The Court also noted that in view to the admission made by the appellant that he is an income tax assesse, the question would be whether no-showing of the amount in his income tax return is sufficient to rebut a presumption that the cheque was not issued in discharge of a debt or liability.
The Court after referring to the Judgment of the Bombay High Court in case titled Sanjay Mishra vs Ms. Kanishka Kappor @ Nikki and Another wherein the Court held as under;
“7. It ls true that merely because amount advanced is not shown in Income Tax Return, in every case, one cannot jump to the conclusion that the presumption under Section 139 of the Act stands rebutted. There may be cases where a small amount less than a sum of Rs.20,000/- is advanced in cash by way of loan which may be repayable within few days or within few months.
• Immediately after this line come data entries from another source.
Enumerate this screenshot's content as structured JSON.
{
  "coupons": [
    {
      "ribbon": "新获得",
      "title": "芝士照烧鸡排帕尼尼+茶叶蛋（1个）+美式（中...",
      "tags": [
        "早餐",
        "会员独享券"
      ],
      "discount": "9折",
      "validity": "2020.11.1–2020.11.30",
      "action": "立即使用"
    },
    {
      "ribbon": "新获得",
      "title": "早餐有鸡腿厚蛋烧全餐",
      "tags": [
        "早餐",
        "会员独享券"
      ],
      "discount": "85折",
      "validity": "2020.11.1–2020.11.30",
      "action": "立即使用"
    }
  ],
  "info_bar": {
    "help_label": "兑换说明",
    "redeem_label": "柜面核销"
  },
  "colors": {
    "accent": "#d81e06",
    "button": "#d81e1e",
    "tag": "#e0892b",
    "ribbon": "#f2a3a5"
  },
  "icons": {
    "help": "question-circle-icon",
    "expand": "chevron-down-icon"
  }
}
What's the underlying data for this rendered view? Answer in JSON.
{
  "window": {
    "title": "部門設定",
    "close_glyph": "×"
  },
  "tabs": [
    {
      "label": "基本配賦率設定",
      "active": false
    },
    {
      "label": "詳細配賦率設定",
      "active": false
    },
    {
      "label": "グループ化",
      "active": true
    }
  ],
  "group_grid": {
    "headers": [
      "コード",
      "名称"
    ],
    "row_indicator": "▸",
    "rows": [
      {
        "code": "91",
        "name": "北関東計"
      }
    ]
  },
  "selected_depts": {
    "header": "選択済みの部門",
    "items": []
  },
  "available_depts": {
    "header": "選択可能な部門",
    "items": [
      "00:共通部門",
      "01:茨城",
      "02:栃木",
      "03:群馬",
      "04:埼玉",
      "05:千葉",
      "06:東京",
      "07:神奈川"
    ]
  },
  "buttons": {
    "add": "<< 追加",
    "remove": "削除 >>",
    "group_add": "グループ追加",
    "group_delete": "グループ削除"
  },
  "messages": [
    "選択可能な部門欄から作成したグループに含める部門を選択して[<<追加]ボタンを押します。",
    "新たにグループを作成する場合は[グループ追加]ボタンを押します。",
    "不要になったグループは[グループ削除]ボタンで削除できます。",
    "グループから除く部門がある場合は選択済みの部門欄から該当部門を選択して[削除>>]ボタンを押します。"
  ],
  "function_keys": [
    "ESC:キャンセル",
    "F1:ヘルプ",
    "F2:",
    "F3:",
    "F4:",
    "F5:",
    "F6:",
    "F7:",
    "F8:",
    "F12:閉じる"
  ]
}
A complainant may not show the said amount in the Income Tax Return as it is repayable within few days or few months in the same financial year. in such a case the failure to show the amount in the Income tax Return may not by itself amount to rebuttal of presumption under Section 139 of the said Act. If in a given case the amount advanced by the complainant to the accused is a large amount and is not repayable within few months, the failure to disclose the account in Income Tax return or Books of Accounts of the complainant may be sufficient to rebut the presumption under Section 139 of the Act.”
The Court further observed that in the instant case the amount spent by the complainant was not shown in his income tax returns and the trial Court has rightly held that it creates a doubt regarding the financial position of the appellant and if he really spent that much amount, there must be record for him for withdrawal of amount from his bank account and spending the same.
Consequently, the High Court refused to interfere with the findings of the trial Court and held that trial Court was justified in acquitting the accused.